Movie Review – Bumblebee
Category : Movie Review
Director: Travis Knight
Starring: Hailee Steinfeld, Jorge Lendeborg Jr, John Cena
I’ll always be thankful to Travis Knight and Laika for giving us Kubo and the Two Strings; it was one of the better movies of 2016 and another stunning animated film from one of my favorite studios. But that’s where the problem with Bumblebee arises as well; Knight is an animator, a hell of a good lead animator, but Kubo was his first attempt at directing, and Bumblebee was his first attempt at directing humans. That’s not something you learn over night, and an eye for talent isn’t something you necessarily learn at all, I think you might have to be born with it. Knight brings a good eye for action and sequencing to this movie, but he doesn’t cast it well other than its star, and that’s a major issue whenever the pace settles down or another actor enters the room. Cool effects and characters can only take you so far; talent has to push your vehicle the rest of the way, and there simply wasn’t enough of that here.

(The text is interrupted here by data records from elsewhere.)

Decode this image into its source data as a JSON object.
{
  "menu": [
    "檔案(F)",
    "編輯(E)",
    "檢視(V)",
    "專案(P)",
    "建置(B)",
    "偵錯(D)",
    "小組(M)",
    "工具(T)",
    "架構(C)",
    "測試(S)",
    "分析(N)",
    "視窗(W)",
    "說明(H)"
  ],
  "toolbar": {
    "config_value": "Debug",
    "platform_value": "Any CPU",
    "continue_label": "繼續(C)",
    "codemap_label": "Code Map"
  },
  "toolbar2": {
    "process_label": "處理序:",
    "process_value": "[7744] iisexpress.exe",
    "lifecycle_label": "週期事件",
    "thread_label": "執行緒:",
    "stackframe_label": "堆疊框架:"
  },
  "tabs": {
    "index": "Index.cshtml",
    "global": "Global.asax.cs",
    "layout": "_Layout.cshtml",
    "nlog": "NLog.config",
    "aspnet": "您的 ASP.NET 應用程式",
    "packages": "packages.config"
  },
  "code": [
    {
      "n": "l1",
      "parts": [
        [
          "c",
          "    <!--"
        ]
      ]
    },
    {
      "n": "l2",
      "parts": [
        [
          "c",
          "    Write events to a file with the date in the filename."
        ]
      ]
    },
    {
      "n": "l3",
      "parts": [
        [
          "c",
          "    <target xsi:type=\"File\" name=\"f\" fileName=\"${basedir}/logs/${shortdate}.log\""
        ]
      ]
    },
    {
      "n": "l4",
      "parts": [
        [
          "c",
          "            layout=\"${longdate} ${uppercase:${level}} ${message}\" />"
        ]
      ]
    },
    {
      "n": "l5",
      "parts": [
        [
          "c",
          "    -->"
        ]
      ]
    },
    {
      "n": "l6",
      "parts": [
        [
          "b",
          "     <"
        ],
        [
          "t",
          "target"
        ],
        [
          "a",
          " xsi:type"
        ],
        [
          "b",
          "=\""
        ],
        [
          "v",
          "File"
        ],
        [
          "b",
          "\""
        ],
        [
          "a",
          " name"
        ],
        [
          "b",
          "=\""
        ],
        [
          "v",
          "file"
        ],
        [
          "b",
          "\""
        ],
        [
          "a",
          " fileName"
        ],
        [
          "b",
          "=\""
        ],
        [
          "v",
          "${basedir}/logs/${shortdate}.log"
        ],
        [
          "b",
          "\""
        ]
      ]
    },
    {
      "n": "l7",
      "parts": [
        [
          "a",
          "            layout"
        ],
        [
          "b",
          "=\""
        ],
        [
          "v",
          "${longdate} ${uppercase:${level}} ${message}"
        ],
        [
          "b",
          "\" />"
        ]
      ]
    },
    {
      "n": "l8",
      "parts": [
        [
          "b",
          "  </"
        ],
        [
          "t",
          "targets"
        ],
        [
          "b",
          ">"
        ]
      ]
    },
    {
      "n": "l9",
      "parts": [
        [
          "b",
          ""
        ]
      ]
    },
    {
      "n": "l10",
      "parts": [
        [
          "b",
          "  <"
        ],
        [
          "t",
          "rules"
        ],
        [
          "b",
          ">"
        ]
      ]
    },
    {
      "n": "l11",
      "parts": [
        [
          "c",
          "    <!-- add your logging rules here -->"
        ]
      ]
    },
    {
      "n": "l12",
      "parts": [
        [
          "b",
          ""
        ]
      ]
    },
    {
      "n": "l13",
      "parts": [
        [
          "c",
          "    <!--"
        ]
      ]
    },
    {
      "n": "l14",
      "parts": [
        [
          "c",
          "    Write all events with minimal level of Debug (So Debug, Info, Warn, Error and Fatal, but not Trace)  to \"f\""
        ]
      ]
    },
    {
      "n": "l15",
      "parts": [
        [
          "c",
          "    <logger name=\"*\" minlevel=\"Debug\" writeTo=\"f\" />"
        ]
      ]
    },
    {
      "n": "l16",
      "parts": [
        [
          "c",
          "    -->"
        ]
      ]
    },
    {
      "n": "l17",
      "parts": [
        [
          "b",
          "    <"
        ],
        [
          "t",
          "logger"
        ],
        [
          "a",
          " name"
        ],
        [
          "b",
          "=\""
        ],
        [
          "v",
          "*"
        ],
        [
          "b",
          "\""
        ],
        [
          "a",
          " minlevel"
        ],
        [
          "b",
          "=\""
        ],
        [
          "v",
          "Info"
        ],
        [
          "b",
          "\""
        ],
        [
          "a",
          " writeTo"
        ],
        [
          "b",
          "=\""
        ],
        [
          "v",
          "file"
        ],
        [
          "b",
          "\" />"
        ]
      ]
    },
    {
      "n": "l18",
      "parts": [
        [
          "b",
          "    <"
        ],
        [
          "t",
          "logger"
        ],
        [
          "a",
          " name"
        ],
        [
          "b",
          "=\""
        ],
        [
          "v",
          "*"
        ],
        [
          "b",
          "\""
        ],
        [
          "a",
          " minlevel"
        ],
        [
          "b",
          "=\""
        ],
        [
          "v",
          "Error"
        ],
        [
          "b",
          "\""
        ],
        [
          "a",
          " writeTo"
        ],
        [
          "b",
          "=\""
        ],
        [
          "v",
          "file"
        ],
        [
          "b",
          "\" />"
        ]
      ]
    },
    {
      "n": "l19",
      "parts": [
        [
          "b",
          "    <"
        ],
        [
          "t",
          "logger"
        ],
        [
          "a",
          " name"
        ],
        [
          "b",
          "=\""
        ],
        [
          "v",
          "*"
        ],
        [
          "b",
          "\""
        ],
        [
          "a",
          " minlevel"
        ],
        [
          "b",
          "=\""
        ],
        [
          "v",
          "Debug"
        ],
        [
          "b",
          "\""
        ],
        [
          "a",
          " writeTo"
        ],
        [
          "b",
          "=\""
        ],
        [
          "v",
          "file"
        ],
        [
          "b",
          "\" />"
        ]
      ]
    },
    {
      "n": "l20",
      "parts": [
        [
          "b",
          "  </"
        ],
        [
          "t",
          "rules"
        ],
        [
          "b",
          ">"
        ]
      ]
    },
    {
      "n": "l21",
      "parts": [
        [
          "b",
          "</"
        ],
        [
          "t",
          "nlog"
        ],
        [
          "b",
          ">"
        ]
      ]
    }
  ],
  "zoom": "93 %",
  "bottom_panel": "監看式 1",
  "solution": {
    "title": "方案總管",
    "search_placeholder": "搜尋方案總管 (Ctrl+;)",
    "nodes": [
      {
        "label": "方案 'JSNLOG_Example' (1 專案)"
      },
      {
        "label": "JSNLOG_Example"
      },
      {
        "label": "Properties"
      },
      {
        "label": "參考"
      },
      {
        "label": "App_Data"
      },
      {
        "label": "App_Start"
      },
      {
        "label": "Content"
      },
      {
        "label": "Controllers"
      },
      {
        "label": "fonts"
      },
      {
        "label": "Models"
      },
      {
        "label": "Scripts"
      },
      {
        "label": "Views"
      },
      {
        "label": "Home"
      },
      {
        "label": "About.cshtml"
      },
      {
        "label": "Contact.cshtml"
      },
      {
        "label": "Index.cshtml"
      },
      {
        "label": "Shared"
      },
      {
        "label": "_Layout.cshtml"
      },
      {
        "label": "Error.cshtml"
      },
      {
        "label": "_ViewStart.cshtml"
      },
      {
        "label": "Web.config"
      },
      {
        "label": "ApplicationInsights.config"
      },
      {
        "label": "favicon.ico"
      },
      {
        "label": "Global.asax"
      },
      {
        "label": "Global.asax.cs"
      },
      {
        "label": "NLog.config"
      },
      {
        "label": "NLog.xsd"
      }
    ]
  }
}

We know the story of how Bumblebee the Autobot met Sam Witwicky and helped Optimus Prime save the world, but Bee’s story goes back further, back to the 80s when he was forced to flee his home world of Cybertron to keep the rebellion alive against the evil Decepticon army. Bee was damaged, alone, went into hiding, but was accidentally discovered by a special teenage girl named Charlie, a young woman who felt Bee’s loneliness only too keenly and so sparked a friendship with this old, beat-up car/creature who could neither talk nor remember. But that didn’t stop Charlie and Bee from becoming fast friends, and working together to save not only Cybertron, but Earth as well. The Decepticons came looking for Bee in order to find the location of the rest of the Autobots, hidden somewhere in the galaxy but planning to use the human world as a rallying point. Our heroic duo will have to face evil robot scouts, stave off the U.S. government, and stick together through it all, no matter how grave the danger.
Bumblebee has been called the obvious best Transformers film, the one we’ve been waiting for, but while I do think it’s head and shoulders better than the awful servings we’ve been handed by the franchise for years, I have to disagree and point to the one that started it all. The original 2007 Transformers is a good movie, not a great movie, but a good movie, and I’d say, if I had to hold the two up next to each other, that the first its slightly better than the most recent. There’s no doubt that this latest attempt is much more successful than most in the series, but we forget that Shia was once the greatest thing since sliced bread, and that his relationship with a cool robot named Bumblebee wowed us, complete with tunes and true friendship. That the story has basically been redone doesn’t bother me at all; it’s different enough, it’s new enough, it’s cool enough, but we need to stop pretending that we’ve never seen a quality Transformers movie; it’s just been a while.
I liked most of what was done in the film, even if a ton of it was borrowed, because you can never have too much lovable machine meets angsty teen, that plot just draws us in, even knowing that we’ve seen it all before. The two troubled individuals, how they form to become something more, the team that triumphs, the lessons learned along the way; it might be sappy, but I don’t mind it, and I doubt most audiences do either, we’re fine with a bit of fluff if it comes from the right place. Add in some action, some cool cars, an intergalactic plot, and we’re along for the ride. But it’s the filler between the chunks that bothered me, and I couldn’t stop noticing it oozing out to reveal a tremendous amount of large gaps. Mainly, I blame the acting, which, apart from Hailee, was horrendous. John Cena? Really? He’s awful, utterly awful, and if he’d had one line as a throwaway soldier we might have been OK, but the guy hung around, and he couldn’t act his way out of a paper bag. John Ortiz was just as hideous, they weren’t helped by their lines, and neither was Charlie’s family, which was pathetic and embarrassing all around. The added ingredients were rotten, even if the meat was tender, so how do you judge the soup? As better than the last one you tasted, and therefore excellent? No, not me, I’m not going to pretend we just saw a savior, because I know better, and you should too.
My rating: ☆ ☆ ☆